The Night of Weeping – Horatius Bonar
Horatius Bonar playlist: http://www.youtube.com/view_play_list?p=18634AFFD4BC6BEF
Job 16:7 But now he hath made me weary…
Psalm 129:3 The plowers plowed upon my back; They made long their furrows.
Horatius Bonar – (1808-1889), Scottish churchman and poet
Horatius Bonar had a passionate heart for revival and was a friend and supporter of several revivalists, He was brother to the more well-known Andrew Bonar, and with him defended D. L. Moody’s evangelistic ministry in Scotland. He authored a couple of excellent revival works, one including over a hundred biographical sketches and the other an addendum to Rev. John Gillies’ Historical Collections bringing it up to date.
He was a powerful soul-winner and is well qualified to pen his brief, but illuminating study of the character of true revivalists.
Horatius was in fact one of eleven children, and of these an older brother, John James, and a younger, Andrew, also became ministers and were all closely involved, together with Thomas Chalmers, William C. Burns and Robert Murray M’Cheyne, in the important spiritual movements which affected many places in Scotland in the 1830s and 1840s.
In the controversy known as the “Great Disruption,” Horatius stood firmly with the evangelical ministers and elders who left the Church of Scotland’s General Assembly in May 1843 and formed the new Free Church of Scotland. By this time he had started to write hymns, some of which appeared in a collection he published in 1845, but typically, his compositions were not named. His gifts for expressing theological truths in fluent verse form are evident in all his best-known hymns, but in addition he was also blessed with a deep understanding of doctrinal principles.

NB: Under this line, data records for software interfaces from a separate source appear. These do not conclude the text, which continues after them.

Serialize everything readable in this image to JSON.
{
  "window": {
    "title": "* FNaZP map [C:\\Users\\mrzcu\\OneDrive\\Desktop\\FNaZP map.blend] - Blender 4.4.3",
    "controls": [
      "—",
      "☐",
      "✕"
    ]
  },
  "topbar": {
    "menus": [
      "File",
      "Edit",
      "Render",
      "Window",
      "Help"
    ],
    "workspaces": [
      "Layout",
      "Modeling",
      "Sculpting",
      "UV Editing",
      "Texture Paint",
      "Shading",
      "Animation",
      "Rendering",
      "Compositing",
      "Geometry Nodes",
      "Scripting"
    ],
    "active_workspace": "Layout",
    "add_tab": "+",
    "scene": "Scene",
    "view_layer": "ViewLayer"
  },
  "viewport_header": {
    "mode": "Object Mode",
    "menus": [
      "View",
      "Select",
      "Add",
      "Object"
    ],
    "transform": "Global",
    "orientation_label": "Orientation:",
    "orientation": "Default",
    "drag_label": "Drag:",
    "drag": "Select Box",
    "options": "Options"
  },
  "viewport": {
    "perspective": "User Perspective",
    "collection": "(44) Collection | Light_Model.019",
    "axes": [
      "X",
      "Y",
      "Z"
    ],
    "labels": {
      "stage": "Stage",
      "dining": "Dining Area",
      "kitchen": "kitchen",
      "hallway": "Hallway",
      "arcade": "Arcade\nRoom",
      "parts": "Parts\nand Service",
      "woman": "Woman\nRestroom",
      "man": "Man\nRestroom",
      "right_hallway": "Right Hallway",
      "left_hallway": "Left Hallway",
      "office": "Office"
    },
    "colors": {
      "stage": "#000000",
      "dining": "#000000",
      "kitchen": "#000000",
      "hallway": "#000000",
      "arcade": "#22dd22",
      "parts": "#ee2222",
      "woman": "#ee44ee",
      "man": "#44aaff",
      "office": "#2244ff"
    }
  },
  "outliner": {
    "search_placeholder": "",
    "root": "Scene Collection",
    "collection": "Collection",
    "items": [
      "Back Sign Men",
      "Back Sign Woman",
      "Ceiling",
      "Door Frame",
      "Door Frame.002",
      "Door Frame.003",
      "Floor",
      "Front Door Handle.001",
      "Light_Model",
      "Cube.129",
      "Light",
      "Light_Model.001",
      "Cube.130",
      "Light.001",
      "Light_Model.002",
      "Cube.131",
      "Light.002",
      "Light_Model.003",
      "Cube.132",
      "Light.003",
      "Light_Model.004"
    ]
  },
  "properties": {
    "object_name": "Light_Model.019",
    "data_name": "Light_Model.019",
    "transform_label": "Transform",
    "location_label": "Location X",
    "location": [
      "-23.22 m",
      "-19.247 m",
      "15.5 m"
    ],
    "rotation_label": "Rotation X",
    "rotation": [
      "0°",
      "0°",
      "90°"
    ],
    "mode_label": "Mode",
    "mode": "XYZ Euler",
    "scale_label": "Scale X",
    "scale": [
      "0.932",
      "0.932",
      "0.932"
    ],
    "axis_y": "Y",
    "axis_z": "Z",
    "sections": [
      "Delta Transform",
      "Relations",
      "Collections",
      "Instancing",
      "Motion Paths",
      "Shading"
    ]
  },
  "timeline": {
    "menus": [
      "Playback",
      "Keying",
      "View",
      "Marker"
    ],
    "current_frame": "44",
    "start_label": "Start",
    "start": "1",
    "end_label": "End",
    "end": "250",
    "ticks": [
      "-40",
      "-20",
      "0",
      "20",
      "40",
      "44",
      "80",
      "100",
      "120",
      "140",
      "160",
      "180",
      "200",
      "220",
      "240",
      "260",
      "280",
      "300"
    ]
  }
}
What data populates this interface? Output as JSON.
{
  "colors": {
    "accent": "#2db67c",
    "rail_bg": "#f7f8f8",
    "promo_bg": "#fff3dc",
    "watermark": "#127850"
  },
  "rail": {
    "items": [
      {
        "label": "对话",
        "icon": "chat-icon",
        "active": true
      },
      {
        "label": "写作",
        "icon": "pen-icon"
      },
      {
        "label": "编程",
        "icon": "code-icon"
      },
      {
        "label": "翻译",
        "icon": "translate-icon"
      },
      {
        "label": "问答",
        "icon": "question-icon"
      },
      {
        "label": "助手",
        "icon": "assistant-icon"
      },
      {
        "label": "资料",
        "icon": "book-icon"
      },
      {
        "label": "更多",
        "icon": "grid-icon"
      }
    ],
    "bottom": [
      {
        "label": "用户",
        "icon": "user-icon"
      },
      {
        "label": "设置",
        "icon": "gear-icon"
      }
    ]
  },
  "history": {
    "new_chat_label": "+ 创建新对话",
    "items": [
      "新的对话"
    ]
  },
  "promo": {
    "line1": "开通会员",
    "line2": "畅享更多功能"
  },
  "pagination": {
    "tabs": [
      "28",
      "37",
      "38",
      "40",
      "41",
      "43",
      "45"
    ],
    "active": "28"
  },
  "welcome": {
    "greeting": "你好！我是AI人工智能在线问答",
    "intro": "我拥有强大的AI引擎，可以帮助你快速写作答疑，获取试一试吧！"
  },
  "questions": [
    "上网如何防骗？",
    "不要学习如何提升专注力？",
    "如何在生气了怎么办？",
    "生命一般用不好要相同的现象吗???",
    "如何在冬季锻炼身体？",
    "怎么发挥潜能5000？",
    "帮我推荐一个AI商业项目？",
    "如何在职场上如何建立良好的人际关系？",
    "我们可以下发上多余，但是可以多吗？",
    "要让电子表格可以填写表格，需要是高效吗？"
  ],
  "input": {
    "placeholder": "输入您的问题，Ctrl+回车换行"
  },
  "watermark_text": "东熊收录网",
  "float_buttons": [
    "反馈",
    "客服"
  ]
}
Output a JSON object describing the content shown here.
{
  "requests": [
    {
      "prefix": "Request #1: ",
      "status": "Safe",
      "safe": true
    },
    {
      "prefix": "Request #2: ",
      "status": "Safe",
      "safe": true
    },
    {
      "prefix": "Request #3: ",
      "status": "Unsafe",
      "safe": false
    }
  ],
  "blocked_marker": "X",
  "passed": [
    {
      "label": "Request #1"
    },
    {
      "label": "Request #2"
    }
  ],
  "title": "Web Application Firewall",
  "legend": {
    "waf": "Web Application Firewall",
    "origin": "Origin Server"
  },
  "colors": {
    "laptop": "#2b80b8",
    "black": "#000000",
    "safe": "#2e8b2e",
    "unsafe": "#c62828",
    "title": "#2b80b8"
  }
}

Examples of the hymns he composed on the fundamental doctrines include, “Glory be to God the Father”…..on the Trinity. “0 Love of God, how strong and true”…..on Redemption. “Light of the world,” – “Rejoice and be glad” – “Done is the work” on the Person and Work of Christ. “Come Lord and tarry not,” on His Second Coming, while the hymn “Blessed be God, our God!” conveys a sweeping survey of Justification and Sanctification.
In all this activity, his pastoral work and preaching were never neglected and after almost twenty years laboring in the Scottish Borders at Kelso, Bonar moved back to Edinburgh in 1866 to be minister at the Chalmers Memorial Chapel (now renamed St. Catherine’s Argyle Church). He continued his ministry for a further twenty years helping to arrange D.L. Moody’s meetings in Edinburgh in 1873 and being appointed moderator of the Free Church ten years later. His health declined by 1887, but he was approaching the age of eighty when he preached in his church for the last time, and he died on 31 May 1889.